Coach: Mark Mangino
Quarterback: Todd Reesing
Notable NFL Players: Aqib Talib, Darrell Stuckey
Record: 12–1 (7–1 Big 12)
Bowl Result: Won Orange Bowl (24–21, over Virginia Tech)
Kansas is looking to win its 15th consecutive Big 12 title in basketball, but in football the Jayhawks entered 2018 having won just 15 games this decade. It’s been a trainwreck, but the 2007 squad trucked through opponents on its way to a record-breaking season. Highlighted by 5'11" QB Todd Reesing, the Jayhawks won their first 11 games of the season and were ranked as high as second in the AP poll. Then, they ran into Chase Daniel and third-ranked Missouri in a Big 12 Game of the Century, falling by eight. Kansas still earned a berth in the Orange Bowl, where Reesing & Co. edged Virginia Tech by a field goal for only the fifth bowl win in program history. Reesing and 1,000-yard rusher Brandon McAnderson fueled a prolific offense that scored 42.8 points per game.
1. 1987 Syracuse Orangemen
Coach: Dick MacPherson
Quarterback: Don McPherson
Notable NFL Players: Daryl Johnston, Terry Wooden, Rob Moore
Record: 11-0-1 (Independent)
Bowl Result: Tied Sugar Bowl (16–16, with Auburn)

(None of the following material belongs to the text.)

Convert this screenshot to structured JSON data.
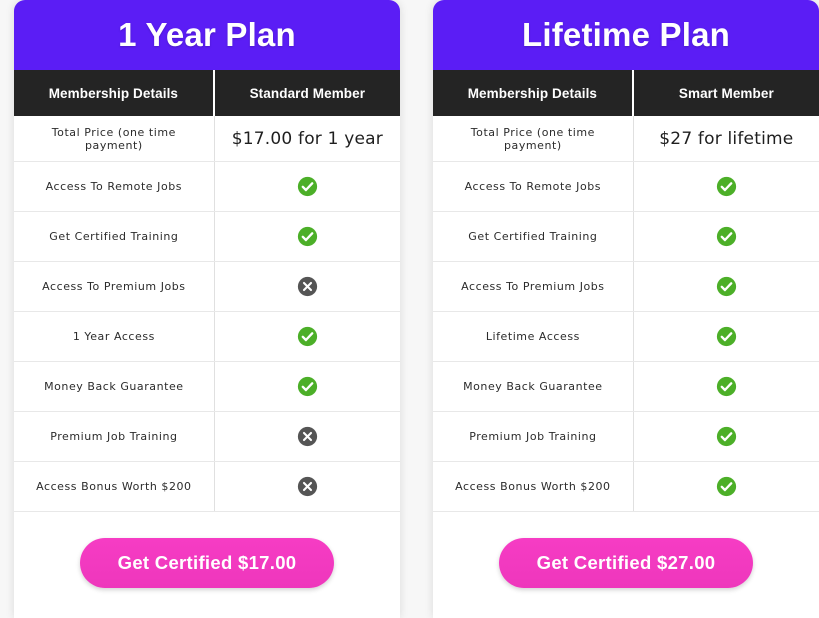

Under Jim Boeheim, few basketball programs have been as consistent as Syracuse. On the football side, Syracuse is currently enjoying its highest AP ranking since 1998, when Donovan McNabb ruled the Carrier Dome. But no team was better than the unbeaten unit of 1987. It was the year of the two Mac/McPhersons in Syracuse: Coach Dick MacPherson and QB Don McPherson, the 1987 Maxwell Award winner. Much like ’07 Kansas, the Orange opened the season on an 11-game win streak. Unfortunately, the season ended with a tie in the Sugar Bowl. MacPherson was so irate that Auburn had settled for a tie (kicking a late game-tying field goal instead of shooting for the end zone), he reportedly left the field with the trophy and kept it with him during his presser. This 1987 team set off a decade-plus run of football relevance in upstate New York that may only just now be returning.